= Work instruction =
Repeat each of these records exactly.

= Given records =
-=-=-=-=-
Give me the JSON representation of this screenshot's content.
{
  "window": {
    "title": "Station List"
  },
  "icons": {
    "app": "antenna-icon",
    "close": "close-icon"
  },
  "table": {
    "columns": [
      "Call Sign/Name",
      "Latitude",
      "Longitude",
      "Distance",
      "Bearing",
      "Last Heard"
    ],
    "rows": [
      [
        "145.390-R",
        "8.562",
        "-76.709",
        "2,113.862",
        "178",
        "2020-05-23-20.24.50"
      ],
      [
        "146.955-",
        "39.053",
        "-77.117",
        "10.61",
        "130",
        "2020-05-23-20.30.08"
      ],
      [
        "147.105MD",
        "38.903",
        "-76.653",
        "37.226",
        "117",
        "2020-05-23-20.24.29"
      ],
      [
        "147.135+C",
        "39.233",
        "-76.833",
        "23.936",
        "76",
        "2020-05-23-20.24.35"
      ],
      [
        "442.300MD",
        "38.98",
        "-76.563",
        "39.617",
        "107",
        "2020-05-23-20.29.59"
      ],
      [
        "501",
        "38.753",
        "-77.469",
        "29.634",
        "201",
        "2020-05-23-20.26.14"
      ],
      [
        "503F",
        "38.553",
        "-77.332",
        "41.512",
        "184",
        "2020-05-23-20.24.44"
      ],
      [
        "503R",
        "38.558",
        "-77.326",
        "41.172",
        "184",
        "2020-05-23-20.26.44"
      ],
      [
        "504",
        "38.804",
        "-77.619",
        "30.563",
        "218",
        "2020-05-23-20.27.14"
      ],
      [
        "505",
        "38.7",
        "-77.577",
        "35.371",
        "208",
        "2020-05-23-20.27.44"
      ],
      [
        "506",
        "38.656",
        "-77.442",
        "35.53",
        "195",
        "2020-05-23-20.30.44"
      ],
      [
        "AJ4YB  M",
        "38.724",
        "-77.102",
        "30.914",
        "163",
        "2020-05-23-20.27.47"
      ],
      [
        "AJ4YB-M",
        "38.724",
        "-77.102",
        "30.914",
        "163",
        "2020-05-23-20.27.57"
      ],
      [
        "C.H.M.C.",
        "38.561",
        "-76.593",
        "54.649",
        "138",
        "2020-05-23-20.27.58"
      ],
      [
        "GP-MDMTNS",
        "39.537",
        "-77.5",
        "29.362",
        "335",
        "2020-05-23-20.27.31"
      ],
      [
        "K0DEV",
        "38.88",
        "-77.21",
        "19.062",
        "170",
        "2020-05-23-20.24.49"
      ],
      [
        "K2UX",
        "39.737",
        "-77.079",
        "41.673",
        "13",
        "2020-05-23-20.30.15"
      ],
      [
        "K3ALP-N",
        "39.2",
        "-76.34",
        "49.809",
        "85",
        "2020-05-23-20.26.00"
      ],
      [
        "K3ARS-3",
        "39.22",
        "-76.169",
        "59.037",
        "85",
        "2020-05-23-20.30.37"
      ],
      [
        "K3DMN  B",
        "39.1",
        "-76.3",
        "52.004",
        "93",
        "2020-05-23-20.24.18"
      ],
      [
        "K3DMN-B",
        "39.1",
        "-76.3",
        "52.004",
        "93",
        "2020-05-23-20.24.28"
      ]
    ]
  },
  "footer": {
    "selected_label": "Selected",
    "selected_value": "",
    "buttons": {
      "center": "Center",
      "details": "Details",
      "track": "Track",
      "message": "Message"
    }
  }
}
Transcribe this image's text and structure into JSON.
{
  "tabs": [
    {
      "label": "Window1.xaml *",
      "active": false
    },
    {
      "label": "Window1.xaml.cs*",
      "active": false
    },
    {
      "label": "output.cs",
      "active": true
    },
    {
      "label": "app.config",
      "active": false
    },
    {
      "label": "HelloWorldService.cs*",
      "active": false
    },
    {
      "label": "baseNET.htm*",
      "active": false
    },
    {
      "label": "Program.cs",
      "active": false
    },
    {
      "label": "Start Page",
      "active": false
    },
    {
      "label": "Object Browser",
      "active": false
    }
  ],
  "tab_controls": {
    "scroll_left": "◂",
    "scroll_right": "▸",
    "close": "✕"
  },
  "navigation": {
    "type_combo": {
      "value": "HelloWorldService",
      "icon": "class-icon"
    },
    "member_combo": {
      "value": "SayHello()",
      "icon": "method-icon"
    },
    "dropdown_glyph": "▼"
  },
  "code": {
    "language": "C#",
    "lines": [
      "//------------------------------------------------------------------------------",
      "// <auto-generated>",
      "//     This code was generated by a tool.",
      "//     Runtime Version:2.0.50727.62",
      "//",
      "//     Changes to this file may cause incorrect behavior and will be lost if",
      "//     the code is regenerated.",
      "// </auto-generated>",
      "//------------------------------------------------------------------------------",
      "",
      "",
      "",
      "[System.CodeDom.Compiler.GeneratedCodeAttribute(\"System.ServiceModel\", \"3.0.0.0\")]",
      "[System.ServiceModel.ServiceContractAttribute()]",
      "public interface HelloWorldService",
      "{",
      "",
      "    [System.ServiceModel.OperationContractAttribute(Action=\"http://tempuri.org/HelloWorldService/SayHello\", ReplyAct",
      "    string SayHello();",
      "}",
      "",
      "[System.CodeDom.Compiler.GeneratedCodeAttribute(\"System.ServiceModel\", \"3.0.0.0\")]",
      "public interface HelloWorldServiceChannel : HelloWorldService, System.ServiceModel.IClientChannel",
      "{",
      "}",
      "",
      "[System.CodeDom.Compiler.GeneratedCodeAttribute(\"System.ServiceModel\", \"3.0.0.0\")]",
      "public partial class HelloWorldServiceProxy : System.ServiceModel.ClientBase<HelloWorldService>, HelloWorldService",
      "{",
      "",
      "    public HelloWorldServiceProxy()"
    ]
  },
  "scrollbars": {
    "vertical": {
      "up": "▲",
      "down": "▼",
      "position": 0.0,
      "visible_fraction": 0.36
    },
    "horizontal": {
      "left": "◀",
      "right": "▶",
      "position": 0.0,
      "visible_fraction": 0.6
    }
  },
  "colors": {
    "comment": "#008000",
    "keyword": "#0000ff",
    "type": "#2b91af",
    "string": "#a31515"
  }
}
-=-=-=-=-
= Expected answer =
Give me the JSON representation of this screenshot's content.
{
  "window": {
    "title": "Station List"
  },
  "icons": {
    "app": "antenna-icon",
    "close": "close-icon"
  },
  "table": {
    "columns": [
      "Call Sign/Name",
      "Latitude",
      "Longitude",
      "Distance",
      "Bearing",
      "Last Heard"
    ],
    "rows": [
      [
        "145.390-R",
        "8.562",
        "-76.709",
        "2,113.862",
        "178",
        "2020-05-23-20.24.50"
      ],
      [
        "146.955-",
        "39.053",
        "-77.117",
        "10.61",
        "130",
        "2020-05-23-20.30.08"
      ],
      [
        "147.105MD",
        "38.903",
        "-76.653",
        "37.226",
        "117",
        "2020-05-23-20.24.29"
      ],
      [
        "147.135+C",
        "39.233",
        "-76.833",
        "23.936",
        "76",
        "2020-05-23-20.24.35"
      ],
      [
        "442.300MD",
        "38.98",
        "-76.563",
        "39.617",
        "107",
        "2020-05-23-20.29.59"
      ],
      [
        "501",
        "38.753",
        "-77.469",
        "29.634",
        "201",
        "2020-05-23-20.26.14"
      ],
      [
        "503F",
        "38.553",
        "-77.332",
        "41.512",
        "184",
        "2020-05-23-20.24.44"
      ],
      [
        "503R",
        "38.558",
        "-77.326",
        "41.172",
        "184",
        "2020-05-23-20.26.44"
      ],
      [
        "504",
        "38.804",
        "-77.619",
        "30.563",
        "218",
        "2020-05-23-20.27.14"
      ],
      [
        "505",
        "38.7",
        "-77.577",
        "35.371",
        "208",
        "2020-05-23-20.27.44"
      ],
      [
        "506",
        "38.656",
        "-77.442",
        "35.53",
        "195",
        "2020-05-23-20.30.44"
      ],
      [
        "AJ4YB  M",
        "38.724",
        "-77.102",
        "30.914",
        "163",
        "2020-05-23-20.27.47"
      ],
      [
        "AJ4YB-M",
        "38.724",
        "-77.102",
        "30.914",
        "163",
        "2020-05-23-20.27.57"
      ],
      [
        "C.H.M.C.",
        "38.561",
        "-76.593",
        "54.649",
        "138",
        "2020-05-23-20.27.58"
      ],
      [
        "GP-MDMTNS",
        "39.537",
        "-77.5",
        "29.362",
        "335",
        "2020-05-23-20.27.31"
      ],
      [
        "K0DEV",
        "38.88",
        "-77.21",
        "19.062",
        "170",
        "2020-05-23-20.24.49"
      ],
      [
        "K2UX",
        "39.737",
        "-77.079",
        "41.673",
        "13",
        "2020-05-23-20.30.15"
      ],
      [
        "K3ALP-N",
        "39.2",
        "-76.34",
        "49.809",
        "85",
        "2020-05-23-20.26.00"
      ],
      [
        "K3ARS-3",
        "39.22",
        "-76.169",
        "59.037",
        "85",
        "2020-05-23-20.30.37"
      ],
      [
        "K3DMN  B",
        "39.1",
        "-76.3",
        "52.004",
        "93",
        "2020-05-23-20.24.18"
      ],
      [
        "K3DMN-B",
        "39.1",
        "-76.3",
        "52.004",
        "93",
        "2020-05-23-20.24.28"
      ]
    ]
  },
  "footer": {
    "selected_label": "Selected",
    "selected_value": "",
    "buttons": {
      "center": "Center",
      "details": "Details",
      "track": "Track",
      "message": "Message"
    }
  }
}
Transcribe this image's text and structure into JSON.
{
  "tabs": [
    {
      "label": "Window1.xaml *",
      "active": false
    },
    {
      "label": "Window1.xaml.cs*",
      "active": false
    },
    {
      "label": "output.cs",
      "active": true
    },
    {
      "label": "app.config",
      "active": false
    },
    {
      "label": "HelloWorldService.cs*",
      "active": false
    },
    {
      "label": "baseNET.htm*",
      "active": false
    },
    {
      "label": "Program.cs",
      "active": false
    },
    {
      "label": "Start Page",
      "active": false
    },
    {
      "label": "Object Browser",
      "active": false
    }
  ],
  "tab_controls": {
    "scroll_left": "◂",
    "scroll_right": "▸",
    "close": "✕"
  },
  "navigation": {
    "type_combo": {
      "value": "HelloWorldService",
      "icon": "class-icon"
    },
    "member_combo": {
      "value": "SayHello()",
      "icon": "method-icon"
    },
    "dropdown_glyph": "▼"
  },
  "code": {
    "language": "C#",
    "lines": [
      "//------------------------------------------------------------------------------",
      "// <auto-generated>",
      "//     This code was generated by a tool.",
      "//     Runtime Version:2.0.50727.62",
      "//",
      "//     Changes to this file may cause incorrect behavior and will be lost if",
      "//     the code is regenerated.",
      "// </auto-generated>",
      "//------------------------------------------------------------------------------",
      "",
      "",
      "",
      "[System.CodeDom.Compiler.GeneratedCodeAttribute(\"System.ServiceModel\", \"3.0.0.0\")]",
      "[System.ServiceModel.ServiceContractAttribute()]",
      "public interface HelloWorldService",
      "{",
      "",
      "    [System.ServiceModel.OperationContractAttribute(Action=\"http://tempuri.org/HelloWorldService/SayHello\", ReplyAct",
      "    string SayHello();",
      "}",
      "",
      "[System.CodeDom.Compiler.GeneratedCodeAttribute(\"System.ServiceModel\", \"3.0.0.0\")]",
      "public interface HelloWorldServiceChannel : HelloWorldService, System.ServiceModel.IClientChannel",
      "{",
      "}",
      "",
      "[System.CodeDom.Compiler.GeneratedCodeAttribute(\"System.ServiceModel\", \"3.0.0.0\")]",
      "public partial class HelloWorldServiceProxy : System.ServiceModel.ClientBase<HelloWorldService>, HelloWorldService",
      "{",
      "",
      "    public HelloWorldServiceProxy()"
    ]
  },
  "scrollbars": {
    "vertical": {
      "up": "▲",
      "down": "▼",
      "position": 0.0,
      "visible_fraction": 0.36
    },
    "horizontal": {
      "left": "◀",
      "right": "▶",
      "position": 0.0,
      "visible_fraction": 0.6
    }
  },
  "colors": {
    "comment": "#008000",
    "keyword": "#0000ff",
    "type": "#2b91af",
    "string": "#a31515"
  }
}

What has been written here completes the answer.